#### Exercise aim:
Only an exact, line-for-line copy of the data will serve as the answer.

#### Data:
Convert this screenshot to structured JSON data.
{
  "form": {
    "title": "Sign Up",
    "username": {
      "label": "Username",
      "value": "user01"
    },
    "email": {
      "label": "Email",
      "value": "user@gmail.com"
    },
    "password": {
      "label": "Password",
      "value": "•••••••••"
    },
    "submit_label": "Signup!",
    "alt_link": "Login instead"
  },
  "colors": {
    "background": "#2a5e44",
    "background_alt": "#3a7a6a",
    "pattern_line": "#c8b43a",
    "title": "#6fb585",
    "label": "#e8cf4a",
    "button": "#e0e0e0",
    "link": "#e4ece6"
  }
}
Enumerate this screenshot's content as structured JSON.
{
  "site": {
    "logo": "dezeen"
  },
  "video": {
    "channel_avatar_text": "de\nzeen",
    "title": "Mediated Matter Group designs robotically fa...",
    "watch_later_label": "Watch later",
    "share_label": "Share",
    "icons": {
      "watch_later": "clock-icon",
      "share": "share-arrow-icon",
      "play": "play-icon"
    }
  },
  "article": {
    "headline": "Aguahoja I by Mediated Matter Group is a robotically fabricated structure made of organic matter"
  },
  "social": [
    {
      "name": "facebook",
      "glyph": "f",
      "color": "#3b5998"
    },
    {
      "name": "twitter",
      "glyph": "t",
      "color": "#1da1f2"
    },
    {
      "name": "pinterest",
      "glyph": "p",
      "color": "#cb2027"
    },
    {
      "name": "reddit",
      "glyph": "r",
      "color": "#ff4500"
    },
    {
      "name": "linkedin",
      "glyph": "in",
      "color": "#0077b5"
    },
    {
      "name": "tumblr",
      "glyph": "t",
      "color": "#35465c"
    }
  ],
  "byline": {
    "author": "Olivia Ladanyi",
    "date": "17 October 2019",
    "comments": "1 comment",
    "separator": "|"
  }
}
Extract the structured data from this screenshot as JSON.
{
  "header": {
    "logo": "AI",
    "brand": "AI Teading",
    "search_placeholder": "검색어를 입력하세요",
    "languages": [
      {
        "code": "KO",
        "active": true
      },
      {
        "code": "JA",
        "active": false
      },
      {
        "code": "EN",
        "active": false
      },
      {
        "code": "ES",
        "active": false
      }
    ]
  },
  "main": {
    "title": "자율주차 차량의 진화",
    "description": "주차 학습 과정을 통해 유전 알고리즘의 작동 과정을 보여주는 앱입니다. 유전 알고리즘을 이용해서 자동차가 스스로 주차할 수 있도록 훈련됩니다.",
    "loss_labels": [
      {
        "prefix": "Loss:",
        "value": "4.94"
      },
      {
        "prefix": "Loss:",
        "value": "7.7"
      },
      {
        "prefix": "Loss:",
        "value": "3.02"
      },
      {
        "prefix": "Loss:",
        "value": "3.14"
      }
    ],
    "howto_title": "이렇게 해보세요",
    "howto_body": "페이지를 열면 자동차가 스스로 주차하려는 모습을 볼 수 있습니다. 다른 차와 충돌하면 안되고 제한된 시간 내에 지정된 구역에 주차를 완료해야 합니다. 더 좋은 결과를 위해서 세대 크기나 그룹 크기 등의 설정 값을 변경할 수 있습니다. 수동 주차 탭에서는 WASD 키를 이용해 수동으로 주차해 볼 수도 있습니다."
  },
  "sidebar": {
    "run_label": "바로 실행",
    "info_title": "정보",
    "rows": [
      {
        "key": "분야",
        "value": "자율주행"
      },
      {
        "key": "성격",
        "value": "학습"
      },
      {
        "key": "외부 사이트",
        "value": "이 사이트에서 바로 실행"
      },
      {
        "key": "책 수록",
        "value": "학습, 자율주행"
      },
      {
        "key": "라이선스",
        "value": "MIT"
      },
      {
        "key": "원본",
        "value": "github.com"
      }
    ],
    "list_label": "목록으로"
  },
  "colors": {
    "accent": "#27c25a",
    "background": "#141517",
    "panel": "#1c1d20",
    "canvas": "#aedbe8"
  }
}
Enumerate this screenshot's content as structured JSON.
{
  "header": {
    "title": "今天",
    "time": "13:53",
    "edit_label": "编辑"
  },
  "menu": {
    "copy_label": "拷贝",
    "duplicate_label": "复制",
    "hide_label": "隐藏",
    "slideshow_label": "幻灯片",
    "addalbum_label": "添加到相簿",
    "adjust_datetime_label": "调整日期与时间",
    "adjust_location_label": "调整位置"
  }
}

#### Your solution:
Convert this screenshot to structured JSON data.
{
  "form": {
    "title": "Sign Up",
    "username": {
      "label": "Username",
      "value": "user01"
    },
    "email": {
      "label": "Email",
      "value": "user@gmail.com"
    },
    "password": {
      "label": "Password",
      "value": "•••••••••"
    },
    "submit_label": "Signup!",
    "alt_link": "Login instead"
  },
  "colors": {
    "background": "#2a5e44",
    "background_alt": "#3a7a6a",
    "pattern_line": "#c8b43a",
    "title": "#6fb585",
    "label": "#e8cf4a",
    "button": "#e0e0e0",
    "link": "#e4ece6"
  }
}
Enumerate this screenshot's content as structured JSON.
{
  "site": {
    "logo": "dezeen"
  },
  "video": {
    "channel_avatar_text": "de\nzeen",
    "title": "Mediated Matter Group designs robotically fa...",
    "watch_later_label": "Watch later",
    "share_label": "Share",
    "icons": {
      "watch_later": "clock-icon",
      "share": "share-arrow-icon",
      "play": "play-icon"
    }
  },
  "article": {
    "headline": "Aguahoja I by Mediated Matter Group is a robotically fabricated structure made of organic matter"
  },
  "social": [
    {
      "name": "facebook",
      "glyph": "f",
      "color": "#3b5998"
    },
    {
      "name": "twitter",
      "glyph": "t",
      "color": "#1da1f2"
    },
    {
      "name": "pinterest",
      "glyph": "p",
      "color": "#cb2027"
    },
    {
      "name": "reddit",
      "glyph": "r",
      "color": "#ff4500"
    },
    {
      "name": "linkedin",
      "glyph": "in",
      "color": "#0077b5"
    },
    {
      "name": "tumblr",
      "glyph": "t",
      "color": "#35465c"
    }
  ],
  "byline": {
    "author": "Olivia Ladanyi",
    "date": "17 October 2019",
    "comments": "1 comment",
    "separator": "|"
  }
}
Extract the structured data from this screenshot as JSON.
{
  "header": {
    "logo": "AI",
    "brand": "AI Teading",
    "search_placeholder": "검색어를 입력하세요",
    "languages": [
      {
        "code": "KO",
        "active": true
      },
      {
        "code": "JA",
        "active": false
      },
      {
        "code": "EN",
        "active": false
      },
      {
        "code": "ES",
        "active": false
      }
    ]
  },
  "main": {
    "title": "자율주차 차량의 진화",
    "description": "주차 학습 과정을 통해 유전 알고리즘의 작동 과정을 보여주는 앱입니다. 유전 알고리즘을 이용해서 자동차가 스스로 주차할 수 있도록 훈련됩니다.",
    "loss_labels": [
      {
        "prefix": "Loss:",
        "value": "4.94"
      },
      {
        "prefix": "Loss:",
        "value": "7.7"
      },
      {
        "prefix": "Loss:",
        "value": "3.02"
      },
      {
        "prefix": "Loss:",
        "value": "3.14"
      }
    ],
    "howto_title": "이렇게 해보세요",
    "howto_body": "페이지를 열면 자동차가 스스로 주차하려는 모습을 볼 수 있습니다. 다른 차와 충돌하면 안되고 제한된 시간 내에 지정된 구역에 주차를 완료해야 합니다. 더 좋은 결과를 위해서 세대 크기나 그룹 크기 등의 설정 값을 변경할 수 있습니다. 수동 주차 탭에서는 WASD 키를 이용해 수동으로 주차해 볼 수도 있습니다."
  },
  "sidebar": {
    "run_label": "바로 실행",
    "info_title": "정보",
    "rows": [
      {
        "key": "분야",
        "value": "자율주행"
      },
      {
        "key": "성격",
        "value": "학습"
      },
      {
        "key": "외부 사이트",
        "value": "이 사이트에서 바로 실행"
      },
      {
        "key": "책 수록",
        "value": "학습, 자율주행"
      },
      {
        "key": "라이선스",
        "value": "MIT"
      },
      {
        "key": "원본",
        "value": "github.com"
      }
    ],
    "list_label": "목록으로"
  },
  "colors": {
    "accent": "#27c25a",
    "background": "#141517",
    "panel": "#1c1d20",
    "canvas": "#aedbe8"
  }
}
Enumerate this screenshot's content as structured JSON.
{
  "header": {
    "title": "今天",
    "time": "13:53",
    "edit_label": "编辑"
  },
  "menu": {
    "copy_label": "拷贝",
    "duplicate_label": "复制",
    "hide_label": "隐藏",
    "slideshow_label": "幻灯片",
    "addalbum_label": "添加到相簿",
    "adjust_datetime_label": "调整日期与时间",
    "adjust_location_label": "调整位置"
  }
}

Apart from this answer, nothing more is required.